There seems to be some confusion/debate about certain foods like seaweeds, mushrooms, unwashed organic produce, and fermented foods containing B12. They may contain an analogue form of B12 that does not have the same vitamin activity. These are NOT reliable sources.

If in doubt, ask your doctor to check your levels! More on lab tests to determine B12 status here. B12 supplements are widely available and it isn’t worth the risk to your health to miss out on this critical vitamin.

A few fun ways to get more vitamin B12 through fortified foods (make sure you’re using a fortified nutritional yeast in recipes):

Vegan queso from Cookie and Kate

Vegan broccoli and cheese soup from Oh She Glows

14 Vegan Foods and Drinks Fortified With B12

Summary

  • Vitamin B12 is important for vegans or those with certain autoimmune or malabsorption issues to regularly supplement.

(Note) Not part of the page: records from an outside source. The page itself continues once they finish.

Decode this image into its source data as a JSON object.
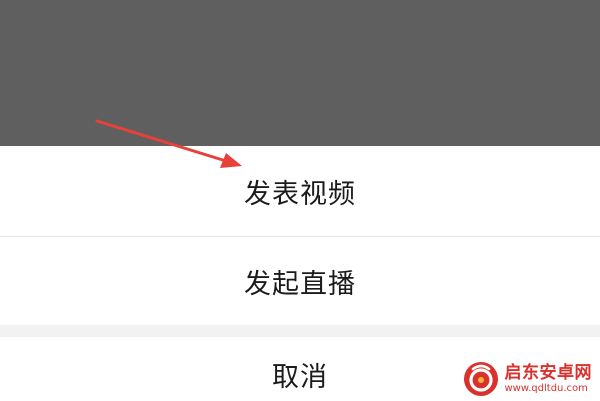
{
  "action_sheet": {
    "items": [
      {
        "label": "发表视频"
      },
      {
        "label": "发起直播"
      }
    ],
    "cancel_label": "取消"
  },
  "watermark": {
    "title": "启东安卓网",
    "url": "www.qdltdu.com",
    "accent_color": "#d8322e"
  },
  "annotation": {
    "arrow_color": "#e8403a",
    "points_to": "发表视频"
  },
  "colors": {
    "overlay": "#5f5f5f",
    "sheet": "#ffffff",
    "gap": "#f2f2f2",
    "divider": "#e6e6e6",
    "text": "#1b1b1b"
  }
}
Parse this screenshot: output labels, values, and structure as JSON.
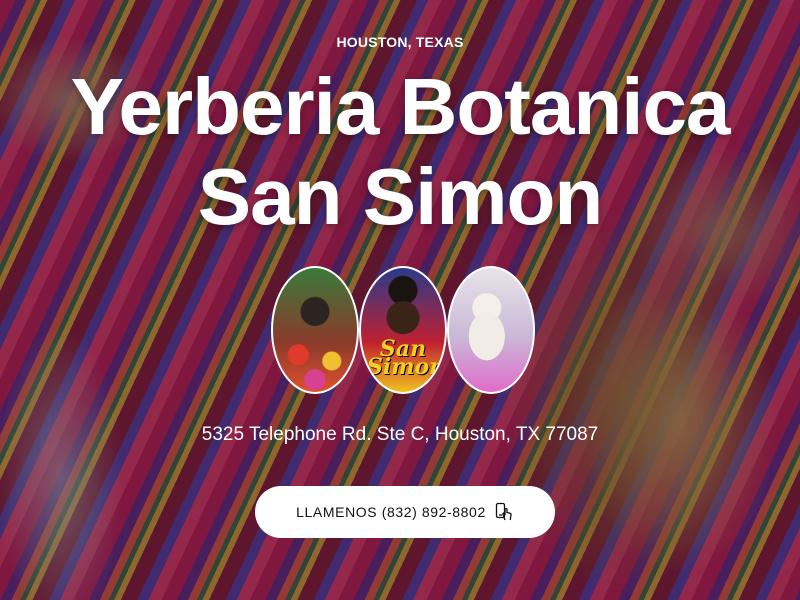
{
  "hero": {
    "eyebrow": "HOUSTON, TEXAS",
    "title": "Yerberia Botanica San Simon",
    "photos": [
      {
        "name": "altar-photo",
        "caption": ""
      },
      {
        "name": "san-simon-photo",
        "caption": "San Simon"
      },
      {
        "name": "cat-photo",
        "caption": ""
      }
    ],
    "address": "5325 Telephone Rd. Ste C, Houston, TX 77087",
    "cta": {
      "label": "LLAMENOS (832) 892-8802",
      "icon": "phone-tap-icon"
    }
  },
  "colors": {
    "button_bg": "#ffffff",
    "text": "#ffffff",
    "button_text": "#111111"
  }
}
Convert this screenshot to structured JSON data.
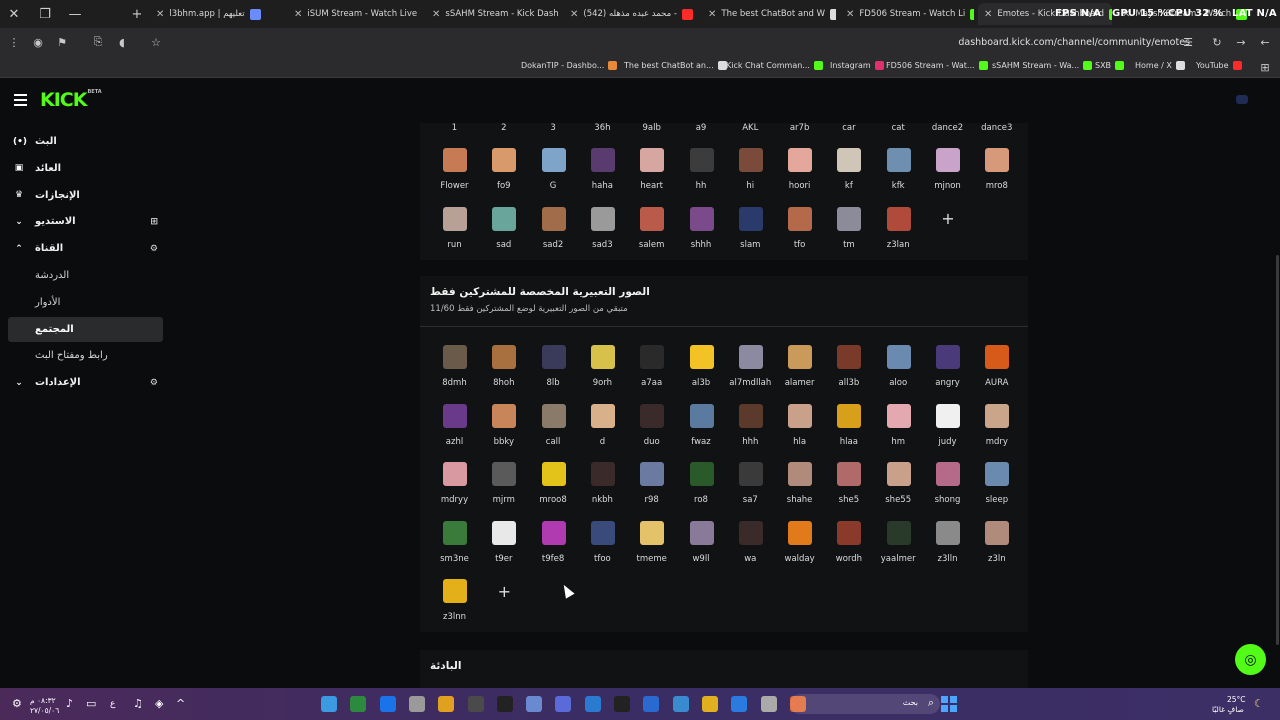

  • Supplement recommendations for adults: 25-100 mcg daily or 1000 mcg twice per week.

  • If relying on fortified foods: 3 servings per day of at least 2 mcg B12 per serving.

For more detailed info on B12 check out Vegan Health’s article.

References

Langan RC, Goodbred AJ. Vitamin B12 Deficiency: Recognition and Management. Am Fam Physician. 2017 Sep 15;96(6):384-389. PubMed PMID: 28925645

NIH Office of Dietary Supplements: Vitamin B12 Fact Sheet for Health Professionals

Ankar A, Bhimji SS. Vitamin B12 Deficiency (Cobalamin) [Updated 2018 Oct 27]. In: StatPearls [Internet]. Treasure Island (FL): StatPearls Publishing; 2018 Jan-. Available from: https://www.ncbi.nlm.nih.gov/books/NBK441923/

Vegan Health: Methylcobalamin and Adenosylcobalamin

The Vegan RD: Vitamin B12: A Vegan Nutrition Primer

Tell me in the comments: are you making sure you meet your B12 needs? Do you have any questions about vitamin B12?